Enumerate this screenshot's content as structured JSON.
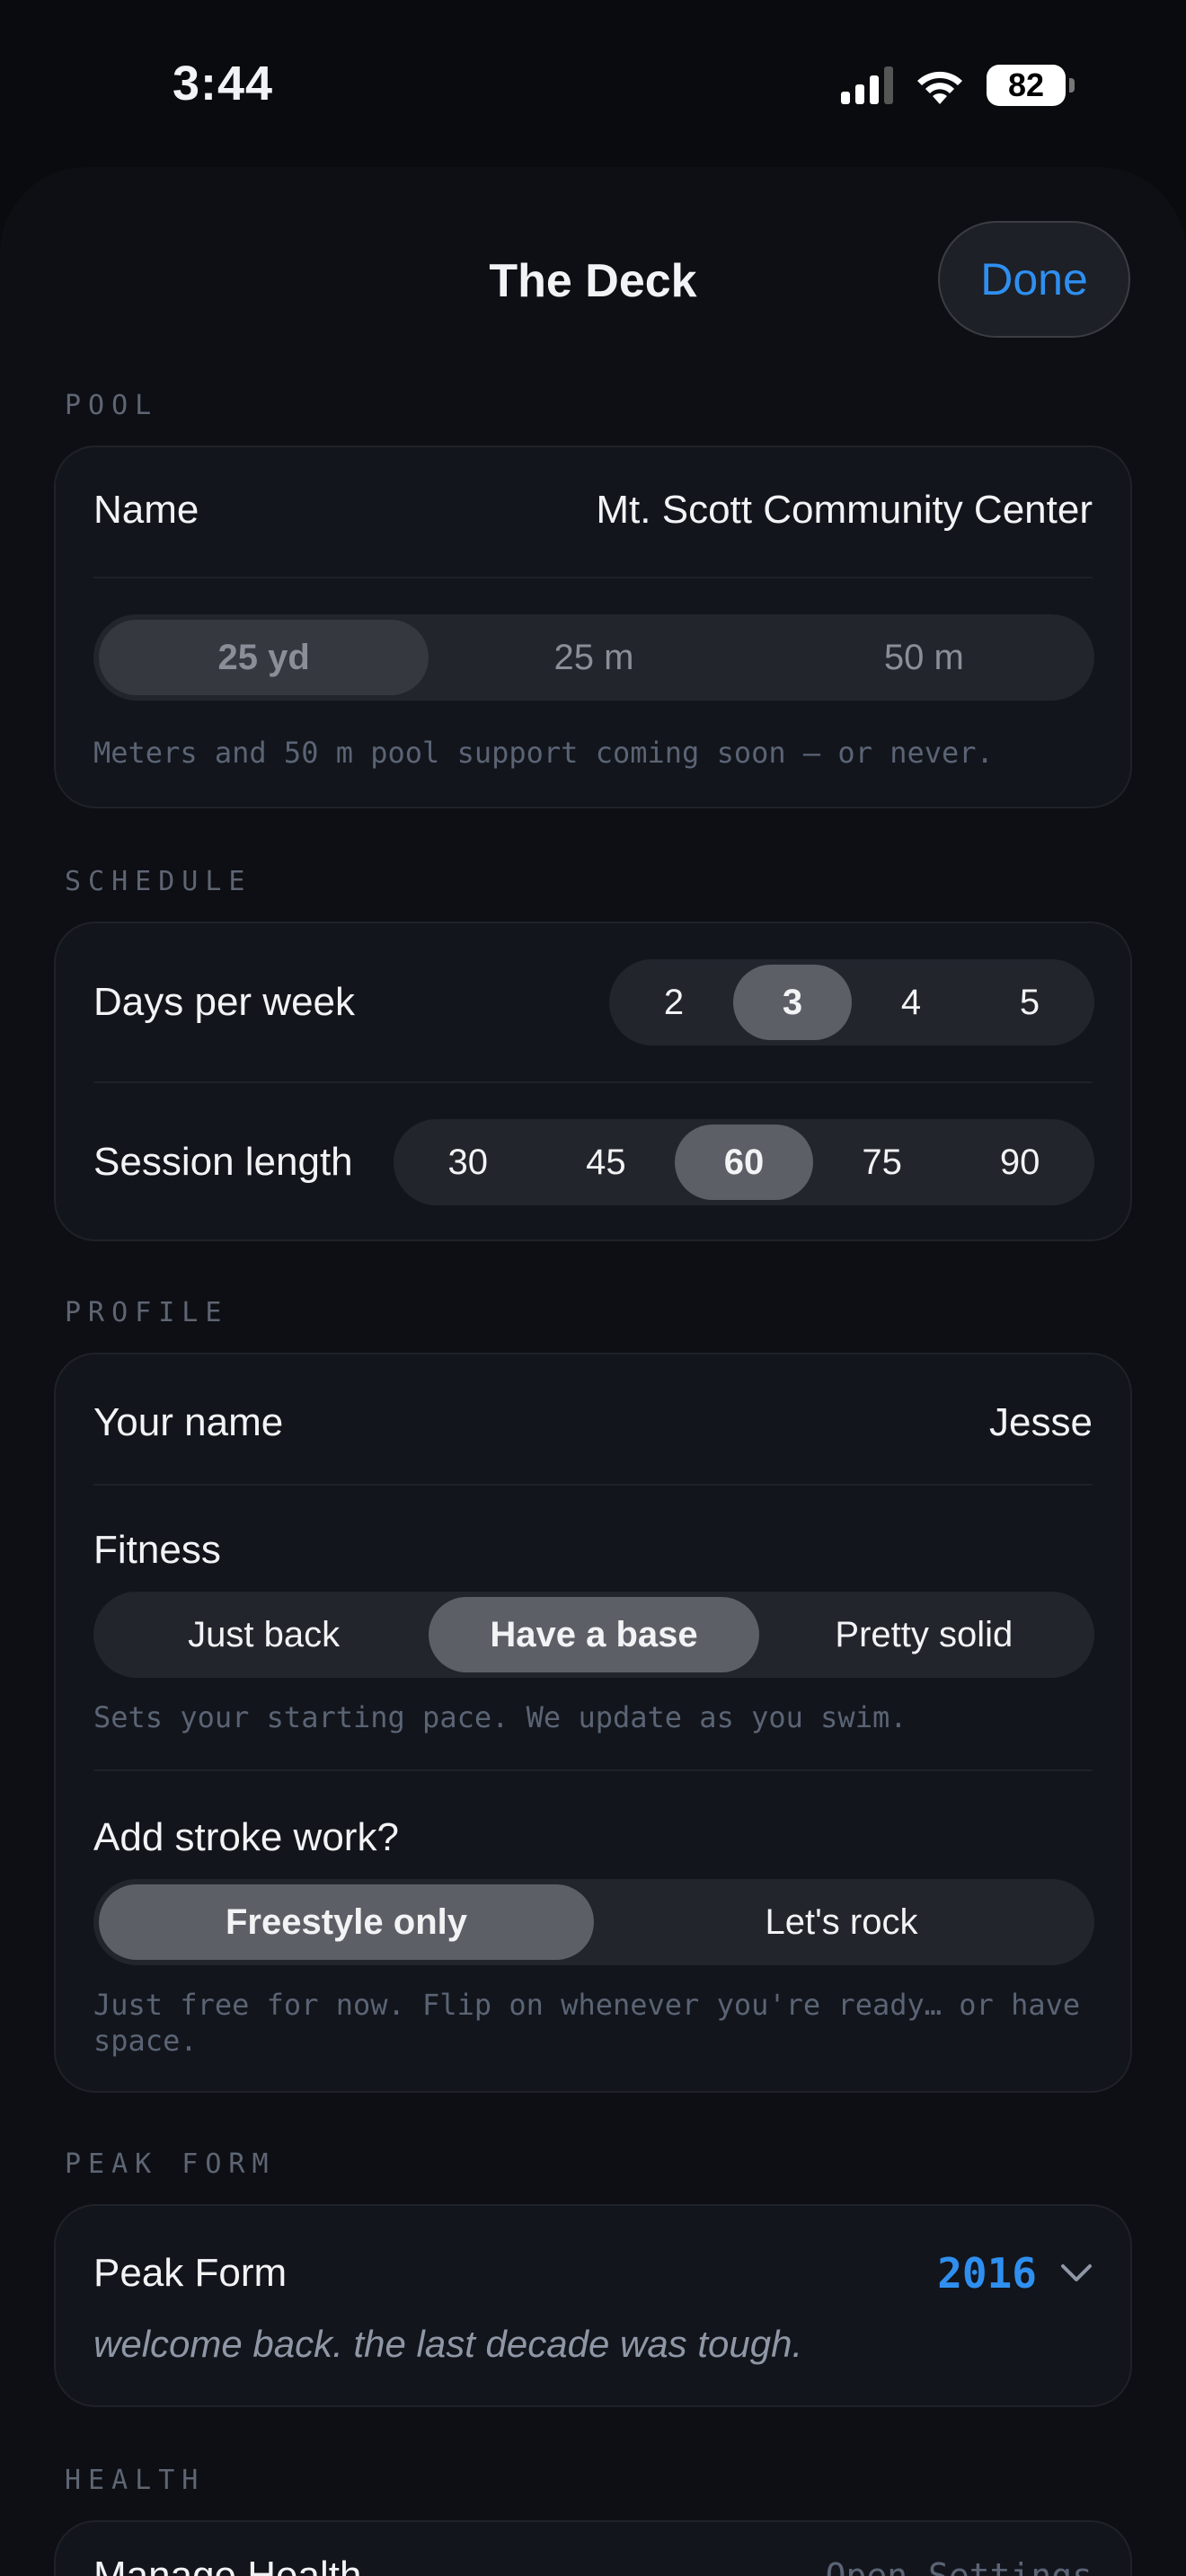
{
  "status_bar": {
    "time": "3:44",
    "battery": "82"
  },
  "header": {
    "title": "The Deck",
    "done_label": "Done"
  },
  "pool": {
    "section_label": "POOL",
    "name_label": "Name",
    "name_value": "Mt. Scott Community Center",
    "units": [
      "25 yd",
      "25 m",
      "50 m"
    ],
    "selected_unit": "25 yd",
    "note": "Meters and 50 m pool support coming soon — or never."
  },
  "schedule": {
    "section_label": "SCHEDULE",
    "days_label": "Days per week",
    "days_options": [
      "2",
      "3",
      "4",
      "5"
    ],
    "days_selected": "3",
    "session_label": "Session length",
    "session_options": [
      "30",
      "45",
      "60",
      "75",
      "90"
    ],
    "session_selected": "60"
  },
  "profile": {
    "section_label": "PROFILE",
    "name_label": "Your name",
    "name_value": "Jesse",
    "fitness_label": "Fitness",
    "fitness_options": [
      "Just back",
      "Have a base",
      "Pretty solid"
    ],
    "fitness_selected": "Have a base",
    "fitness_note": "Sets your starting pace. We update as you swim.",
    "stroke_label": "Add stroke work?",
    "stroke_options": [
      "Freestyle only",
      "Let's rock"
    ],
    "stroke_selected": "Freestyle only",
    "stroke_note": "Just free for now. Flip on whenever you're ready… or have space."
  },
  "peak_form": {
    "section_label": "PEAK FORM",
    "label": "Peak Form",
    "year": "2016",
    "subtitle": "welcome back. the last decade was tough."
  },
  "health": {
    "section_label": "HEALTH",
    "row_label": "Manage Health",
    "row_value": "Open Settings"
  },
  "colors": {
    "accent": "#2f8ff0",
    "background": "#0a0b0f",
    "card": "#12151b"
  },
  "icons": {
    "peak_form_toggle": "chevron-down-icon",
    "wifi": "wifi-icon",
    "signal": "cellular-signal-icon",
    "battery": "battery-icon"
  }
}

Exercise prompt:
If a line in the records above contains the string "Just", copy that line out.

Written reply:
      "Just back",
    "stroke_note": "Just free for now. Flip on whenever you're ready… or have space."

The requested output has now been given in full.